Testing the limits of the politically possible extends across sectors. Media censorship still restricts news stories on touchy subject such as monasticism, the civil war raging in northern Kachin state or the business tycoons with ties to senior generals. But journalists now respond to reprimands from the Press Scrutiny Board by publishing anyway.
A campaign is underway to crack a telecommunications monopoly on SIM cards; factory workers have held strikes for better pay and conditions; and several groups are fomenting popular opposition to various dam and oil rig projects, following the success of a campaign that finally resulted in the suspension of work on a Chinese-backed hydropower project at Myitsone.
To the dissidents, there is a critical distinction between the reforms of past weeks — which one political leader calls mere “corrective measures” — and the deeper changes in everything from education to the economy that they believe would enable Myanmar to rise again.
These will require more than the handful of parliamentary seats that the opposition is likely to gain on Sunday.
“They cheated in 2010, they want to be seen as neutral in 2012,” said Phyo Min Thein, an N.L.D. candidate and former political prisoner, of the generals. “But no one can say they will be neutral and independent in 2015,” when the next general elections will be held. “Sanctions will be lifted, there will be a legal government, then in 2015 a question will appear. That is, in 2015, the N.L.D. will win. Clearly, it will win.

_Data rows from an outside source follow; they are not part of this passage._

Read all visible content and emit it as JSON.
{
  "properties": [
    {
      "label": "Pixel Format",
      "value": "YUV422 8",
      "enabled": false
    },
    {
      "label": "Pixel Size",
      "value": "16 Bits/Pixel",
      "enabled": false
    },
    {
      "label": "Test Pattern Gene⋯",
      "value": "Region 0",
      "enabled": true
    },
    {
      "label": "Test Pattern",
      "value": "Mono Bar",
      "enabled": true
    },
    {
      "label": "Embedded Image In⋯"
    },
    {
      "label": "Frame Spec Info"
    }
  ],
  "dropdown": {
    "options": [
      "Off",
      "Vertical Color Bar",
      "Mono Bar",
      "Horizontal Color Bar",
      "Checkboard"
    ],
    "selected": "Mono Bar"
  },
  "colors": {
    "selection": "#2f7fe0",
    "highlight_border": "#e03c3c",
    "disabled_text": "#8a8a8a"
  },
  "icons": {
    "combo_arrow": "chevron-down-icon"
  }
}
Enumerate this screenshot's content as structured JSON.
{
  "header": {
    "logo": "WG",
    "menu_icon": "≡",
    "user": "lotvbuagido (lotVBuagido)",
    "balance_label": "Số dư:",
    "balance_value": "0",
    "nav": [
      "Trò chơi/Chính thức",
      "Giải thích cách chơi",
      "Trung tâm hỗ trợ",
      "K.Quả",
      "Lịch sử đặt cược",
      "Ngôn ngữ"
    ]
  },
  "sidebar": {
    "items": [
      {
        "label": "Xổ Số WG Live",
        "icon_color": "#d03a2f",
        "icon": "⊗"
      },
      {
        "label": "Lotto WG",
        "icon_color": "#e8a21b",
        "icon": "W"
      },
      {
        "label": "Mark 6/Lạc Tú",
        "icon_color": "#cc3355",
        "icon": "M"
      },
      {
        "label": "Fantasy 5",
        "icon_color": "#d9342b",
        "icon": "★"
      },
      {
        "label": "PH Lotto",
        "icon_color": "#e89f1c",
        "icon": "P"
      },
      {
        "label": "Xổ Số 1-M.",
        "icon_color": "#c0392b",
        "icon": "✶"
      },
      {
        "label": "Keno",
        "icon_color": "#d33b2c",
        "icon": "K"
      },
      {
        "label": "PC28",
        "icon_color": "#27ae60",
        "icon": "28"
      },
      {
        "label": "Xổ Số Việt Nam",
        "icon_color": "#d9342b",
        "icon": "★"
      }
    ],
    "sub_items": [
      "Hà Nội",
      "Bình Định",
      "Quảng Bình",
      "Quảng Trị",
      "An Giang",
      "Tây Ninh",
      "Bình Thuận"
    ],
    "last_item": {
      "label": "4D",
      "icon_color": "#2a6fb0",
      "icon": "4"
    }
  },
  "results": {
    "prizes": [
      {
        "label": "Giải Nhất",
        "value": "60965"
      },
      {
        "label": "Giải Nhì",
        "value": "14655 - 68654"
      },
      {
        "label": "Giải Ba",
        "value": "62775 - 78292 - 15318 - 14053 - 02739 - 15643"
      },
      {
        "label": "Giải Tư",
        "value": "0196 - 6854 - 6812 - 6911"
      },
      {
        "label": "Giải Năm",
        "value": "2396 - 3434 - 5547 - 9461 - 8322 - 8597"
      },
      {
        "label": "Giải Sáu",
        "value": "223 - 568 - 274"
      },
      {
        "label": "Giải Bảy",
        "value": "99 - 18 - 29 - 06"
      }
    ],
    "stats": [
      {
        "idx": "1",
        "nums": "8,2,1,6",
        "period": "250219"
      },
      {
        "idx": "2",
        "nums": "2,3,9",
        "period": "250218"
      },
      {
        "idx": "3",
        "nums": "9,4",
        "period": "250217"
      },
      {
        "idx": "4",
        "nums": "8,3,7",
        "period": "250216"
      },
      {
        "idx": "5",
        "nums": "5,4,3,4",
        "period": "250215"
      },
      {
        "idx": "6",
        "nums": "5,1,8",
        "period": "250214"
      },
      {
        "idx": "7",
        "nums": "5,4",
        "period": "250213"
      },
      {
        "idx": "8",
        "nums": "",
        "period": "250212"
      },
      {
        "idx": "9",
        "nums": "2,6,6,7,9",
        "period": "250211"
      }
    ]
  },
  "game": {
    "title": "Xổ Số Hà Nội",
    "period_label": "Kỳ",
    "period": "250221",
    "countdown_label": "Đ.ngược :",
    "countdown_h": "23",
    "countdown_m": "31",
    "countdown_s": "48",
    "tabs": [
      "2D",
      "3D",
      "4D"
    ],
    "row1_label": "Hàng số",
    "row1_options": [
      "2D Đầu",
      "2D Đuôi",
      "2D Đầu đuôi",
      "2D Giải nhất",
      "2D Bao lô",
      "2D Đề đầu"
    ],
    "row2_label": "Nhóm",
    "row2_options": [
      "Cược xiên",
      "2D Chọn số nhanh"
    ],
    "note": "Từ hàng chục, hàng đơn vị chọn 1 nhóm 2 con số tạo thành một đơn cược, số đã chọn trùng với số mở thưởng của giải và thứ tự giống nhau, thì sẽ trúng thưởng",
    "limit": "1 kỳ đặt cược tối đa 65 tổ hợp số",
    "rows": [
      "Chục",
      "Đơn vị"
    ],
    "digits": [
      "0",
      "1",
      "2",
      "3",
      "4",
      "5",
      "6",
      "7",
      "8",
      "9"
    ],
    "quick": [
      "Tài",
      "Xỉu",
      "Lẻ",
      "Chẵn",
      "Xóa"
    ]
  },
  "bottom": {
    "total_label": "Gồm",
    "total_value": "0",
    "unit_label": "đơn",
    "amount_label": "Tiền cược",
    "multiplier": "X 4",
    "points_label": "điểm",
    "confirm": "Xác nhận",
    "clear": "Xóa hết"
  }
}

But the question is, will they give up power?”
Delphine Schrank is a former staff writer for The Washington Post whose research in Myanmar is made possible by a grant from the Nation Institute’s Investigative Fund, now known as Type Investigations.